▸ **Your task**:
Would you repeat each line below precisely as it stands?

Records from a data source:
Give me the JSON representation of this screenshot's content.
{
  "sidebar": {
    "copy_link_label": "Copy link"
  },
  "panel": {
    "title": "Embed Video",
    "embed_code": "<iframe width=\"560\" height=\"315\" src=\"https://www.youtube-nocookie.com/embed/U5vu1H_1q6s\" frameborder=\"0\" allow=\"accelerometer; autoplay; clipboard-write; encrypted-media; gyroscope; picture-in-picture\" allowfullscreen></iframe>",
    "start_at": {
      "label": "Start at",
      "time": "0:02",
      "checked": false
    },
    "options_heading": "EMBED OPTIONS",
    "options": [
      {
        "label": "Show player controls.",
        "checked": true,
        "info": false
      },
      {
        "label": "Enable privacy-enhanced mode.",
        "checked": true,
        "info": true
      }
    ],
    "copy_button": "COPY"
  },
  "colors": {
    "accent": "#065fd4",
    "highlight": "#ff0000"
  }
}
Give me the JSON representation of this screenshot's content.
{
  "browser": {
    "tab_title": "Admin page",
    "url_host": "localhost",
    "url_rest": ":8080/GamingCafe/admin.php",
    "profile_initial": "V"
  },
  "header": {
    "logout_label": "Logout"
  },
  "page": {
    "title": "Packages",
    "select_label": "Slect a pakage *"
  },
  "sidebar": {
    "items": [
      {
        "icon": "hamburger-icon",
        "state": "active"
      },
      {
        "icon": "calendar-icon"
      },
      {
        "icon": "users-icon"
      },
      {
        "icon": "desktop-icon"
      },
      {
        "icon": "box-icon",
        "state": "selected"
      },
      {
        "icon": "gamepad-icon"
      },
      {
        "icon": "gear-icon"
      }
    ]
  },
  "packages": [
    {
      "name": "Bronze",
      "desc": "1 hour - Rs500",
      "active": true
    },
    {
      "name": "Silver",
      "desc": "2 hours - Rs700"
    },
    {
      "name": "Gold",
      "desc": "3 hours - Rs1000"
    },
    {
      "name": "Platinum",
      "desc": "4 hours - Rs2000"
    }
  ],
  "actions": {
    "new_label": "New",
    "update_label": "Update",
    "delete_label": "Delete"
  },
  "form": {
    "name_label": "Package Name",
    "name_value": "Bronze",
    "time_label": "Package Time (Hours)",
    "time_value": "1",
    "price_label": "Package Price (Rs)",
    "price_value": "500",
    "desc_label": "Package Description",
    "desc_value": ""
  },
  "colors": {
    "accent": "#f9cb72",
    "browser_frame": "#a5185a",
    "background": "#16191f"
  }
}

▸ **Exercise output**:
Give me the JSON representation of this screenshot's content.
{
  "sidebar": {
    "copy_link_label": "Copy link"
  },
  "panel": {
    "title": "Embed Video",
    "embed_code": "<iframe width=\"560\" height=\"315\" src=\"https://www.youtube-nocookie.com/embed/U5vu1H_1q6s\" frameborder=\"0\" allow=\"accelerometer; autoplay; clipboard-write; encrypted-media; gyroscope; picture-in-picture\" allowfullscreen></iframe>",
    "start_at": {
      "label": "Start at",
      "time": "0:02",
      "checked": false
    },
    "options_heading": "EMBED OPTIONS",
    "options": [
      {
        "label": "Show player controls.",
        "checked": true,
        "info": false
      },
      {
        "label": "Enable privacy-enhanced mode.",
        "checked": true,
        "info": true
      }
    ],
    "copy_button": "COPY"
  },
  "colors": {
    "accent": "#065fd4",
    "highlight": "#ff0000"
  }
}
Give me the JSON representation of this screenshot's content.
{
  "browser": {
    "tab_title": "Admin page",
    "url_host": "localhost",
    "url_rest": ":8080/GamingCafe/admin.php",
    "profile_initial": "V"
  },
  "header": {
    "logout_label": "Logout"
  },
  "page": {
    "title": "Packages",
    "select_label": "Slect a pakage *"
  },
  "sidebar": {
    "items": [
      {
        "icon": "hamburger-icon",
        "state": "active"
      },
      {
        "icon": "calendar-icon"
      },
      {
        "icon": "users-icon"
      },
      {
        "icon": "desktop-icon"
      },
      {
        "icon": "box-icon",
        "state": "selected"
      },
      {
        "icon": "gamepad-icon"
      },
      {
        "icon": "gear-icon"
      }
    ]
  },
  "packages": [
    {
      "name": "Bronze",
      "desc": "1 hour - Rs500",
      "active": true
    },
    {
      "name": "Silver",
      "desc": "2 hours - Rs700"
    },
    {
      "name": "Gold",
      "desc": "3 hours - Rs1000"
    },
    {
      "name": "Platinum",
      "desc": "4 hours - Rs2000"
    }
  ],
  "actions": {
    "new_label": "New",
    "update_label": "Update",
    "delete_label": "Delete"
  },
  "form": {
    "name_label": "Package Name",
    "name_value": "Bronze",
    "time_label": "Package Time (Hours)",
    "time_value": "1",
    "price_label": "Package Price (Rs)",
    "price_value": "500",
    "desc_label": "Package Description",
    "desc_value": ""
  },
  "colors": {
    "accent": "#f9cb72",
    "browser_frame": "#a5185a",
    "background": "#16191f"
  }
}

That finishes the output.